The Secondary Market Corporate Credit Facility will be activated at least through 20 September 2020. The Federal Reserve of New York will lend to a special purpose vehicle (SPV) that will purchase in the secondary market corporate debt issued by eligible American issuers (i.e. those with a good credit rating). The SPV will also purchase eligible investment-grade corporate bond portfolios in the form of exchange-traded funds. The Treasury will make an equity investment of USD 10 bn in the SPV. Issuers must have a rating of at least BBB-/Baa3, and the maturity of securities purchased by the SPV must not exceed 5 years. For any eligible issuer, the maximum amount of bonds that the SPV will purchase will be capped at 10% of the issuer’s maximum bonds outstanding on any day between 22 March 2019 and 22 March 2020. The SPV may not purchase more than 20% of the assets of any particular ETF. Eligible bonds will be purchased at fair market value in the secondary market. The SPV will not purchase shares of ETF when they trade at prices that materially exceed the estimated NAV of the underlying portfolio.
Term Asset-Backed Securities Loan Facility (TALF)
The Term Asset-Backed Securities Loan Facility will be reactivated at least through 30 September 2020. This facility aims to facilitate the issuance of ABS backed by newly originated consumer and small business loans. The Federal Reserve Bank of New York lends to a special purpose vehicle (SPV), which will make available up to USD 100 billion of loans that will have a term of three years, will be nonrecourse to the borrower, and fully secured by eligible ABS. The Treasury will make an equity investment of USD 10 bn in the SPV. All US companies that maintain an account relationship with a primary dealer are eligible to borrow under the TALF. The not-synthetic ABS used as collateral must have an AAA credit rating, must be issued on or after 23 March 2020 and have an underlying credit exposure to auto loans, student loans, credit card receivables, small business loans guaranteed by the Small Business Administration (SBA) and certain other types of loans. For eligible ABS with underlying credit exposures that do not have a government guarantee, the interest rate will be 100 bp over the 2-year LIBOR swap rate for securities with a weighted average life of less than two years, or 100 bp over the 3-year LIBOR swap rate for securities with a weighted average life of two years or greater. The pricing of other eligible ABS will be set forth at a later date. The SPV will assess an administrative fee equal to 10 bp of the loan amount. TALF loans will be pre-payable in whole or in part.
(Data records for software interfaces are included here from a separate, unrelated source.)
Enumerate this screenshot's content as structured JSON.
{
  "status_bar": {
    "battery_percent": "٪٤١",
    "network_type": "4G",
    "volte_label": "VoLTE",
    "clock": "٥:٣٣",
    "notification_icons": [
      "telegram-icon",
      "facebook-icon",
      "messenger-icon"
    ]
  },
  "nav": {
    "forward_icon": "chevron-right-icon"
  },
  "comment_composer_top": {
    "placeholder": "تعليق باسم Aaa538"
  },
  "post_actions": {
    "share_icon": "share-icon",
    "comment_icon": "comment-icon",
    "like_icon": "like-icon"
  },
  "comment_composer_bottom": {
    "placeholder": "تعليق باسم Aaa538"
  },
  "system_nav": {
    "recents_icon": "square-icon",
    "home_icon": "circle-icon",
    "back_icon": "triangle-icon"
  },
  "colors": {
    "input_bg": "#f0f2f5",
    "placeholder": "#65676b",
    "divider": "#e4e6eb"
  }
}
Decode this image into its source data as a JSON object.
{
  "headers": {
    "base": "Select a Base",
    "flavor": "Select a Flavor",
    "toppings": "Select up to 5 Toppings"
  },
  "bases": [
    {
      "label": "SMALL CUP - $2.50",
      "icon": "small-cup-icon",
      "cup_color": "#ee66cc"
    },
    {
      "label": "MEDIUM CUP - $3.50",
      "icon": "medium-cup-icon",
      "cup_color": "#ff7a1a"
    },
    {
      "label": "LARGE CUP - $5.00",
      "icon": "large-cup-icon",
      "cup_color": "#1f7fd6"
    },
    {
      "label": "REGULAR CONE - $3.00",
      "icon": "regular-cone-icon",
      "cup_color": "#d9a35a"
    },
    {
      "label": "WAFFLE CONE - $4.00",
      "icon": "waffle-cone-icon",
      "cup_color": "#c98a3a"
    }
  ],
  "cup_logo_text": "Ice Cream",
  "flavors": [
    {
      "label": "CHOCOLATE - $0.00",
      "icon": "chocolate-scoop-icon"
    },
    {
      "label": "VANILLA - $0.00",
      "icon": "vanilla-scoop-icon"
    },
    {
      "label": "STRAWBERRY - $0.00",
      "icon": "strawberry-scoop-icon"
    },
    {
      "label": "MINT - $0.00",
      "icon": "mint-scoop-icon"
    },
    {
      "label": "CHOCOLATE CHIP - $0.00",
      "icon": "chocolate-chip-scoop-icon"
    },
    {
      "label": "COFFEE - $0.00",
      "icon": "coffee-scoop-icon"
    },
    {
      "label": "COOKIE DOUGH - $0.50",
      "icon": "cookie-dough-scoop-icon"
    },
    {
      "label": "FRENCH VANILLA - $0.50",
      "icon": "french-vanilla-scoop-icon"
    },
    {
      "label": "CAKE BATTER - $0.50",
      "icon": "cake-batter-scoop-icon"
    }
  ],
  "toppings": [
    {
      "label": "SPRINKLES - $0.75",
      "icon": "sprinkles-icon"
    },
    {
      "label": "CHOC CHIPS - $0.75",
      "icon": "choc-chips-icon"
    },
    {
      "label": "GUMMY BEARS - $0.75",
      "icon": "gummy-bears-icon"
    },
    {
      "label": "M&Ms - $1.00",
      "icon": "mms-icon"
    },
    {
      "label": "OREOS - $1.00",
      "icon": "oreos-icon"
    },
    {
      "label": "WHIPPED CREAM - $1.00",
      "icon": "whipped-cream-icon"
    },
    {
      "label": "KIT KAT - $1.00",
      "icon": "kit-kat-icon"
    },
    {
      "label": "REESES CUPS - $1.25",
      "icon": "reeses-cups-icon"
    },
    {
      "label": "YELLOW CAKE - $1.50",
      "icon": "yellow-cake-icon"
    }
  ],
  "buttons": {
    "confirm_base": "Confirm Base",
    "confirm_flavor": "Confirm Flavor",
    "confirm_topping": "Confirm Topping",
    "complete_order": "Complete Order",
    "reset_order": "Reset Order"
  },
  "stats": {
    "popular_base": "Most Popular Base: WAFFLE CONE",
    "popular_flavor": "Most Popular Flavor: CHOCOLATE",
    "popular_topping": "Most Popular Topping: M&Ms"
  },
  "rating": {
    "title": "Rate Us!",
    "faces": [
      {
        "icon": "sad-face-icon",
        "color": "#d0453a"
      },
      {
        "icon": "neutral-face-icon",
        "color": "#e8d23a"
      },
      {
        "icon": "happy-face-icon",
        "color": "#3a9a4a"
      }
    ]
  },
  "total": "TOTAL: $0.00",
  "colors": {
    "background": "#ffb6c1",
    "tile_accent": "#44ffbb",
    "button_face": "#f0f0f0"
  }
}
Money Market Mutual Fund Liquidity Facility (MMLF)
The Money Market Mutual Fund Liquidity Facility was reactivated until at least 30 September 2020. Under this facility, the Federal Reserve Bank of Boston provides secured lending to banks (all US depository institutions, US bank holding companies, and the US branches and agencies of foreign banks). The maturity date of an advance will equal the maturity date of the eligible collateral pledged to secure the advance (although in no case will the maturity date exceed 12 months). Eligible collateral under the Facility are assets purchased from money market funds: US Treasuries, securities and MBS issued by Government Sponsored Entities (loans at the discount rate; collateral is valued at amortized cost or fair value); ABCP and unsecured commercial paper issued by a US issuer with a short-term rating at the time purchased from the MMF or pledged to the Reserve Bank with a rating no lower than A-1/F-1/P-1 (loans at 100 bp over the discount rate; the collateral valuation will be amortized cost). The Treasury, using the Exchange Stabilization Fund, will provide USD 10 bn as credit protection to the Reserve Bank. Advances are made without recourse: the borrower does not assume the credit risk associated with the collateral.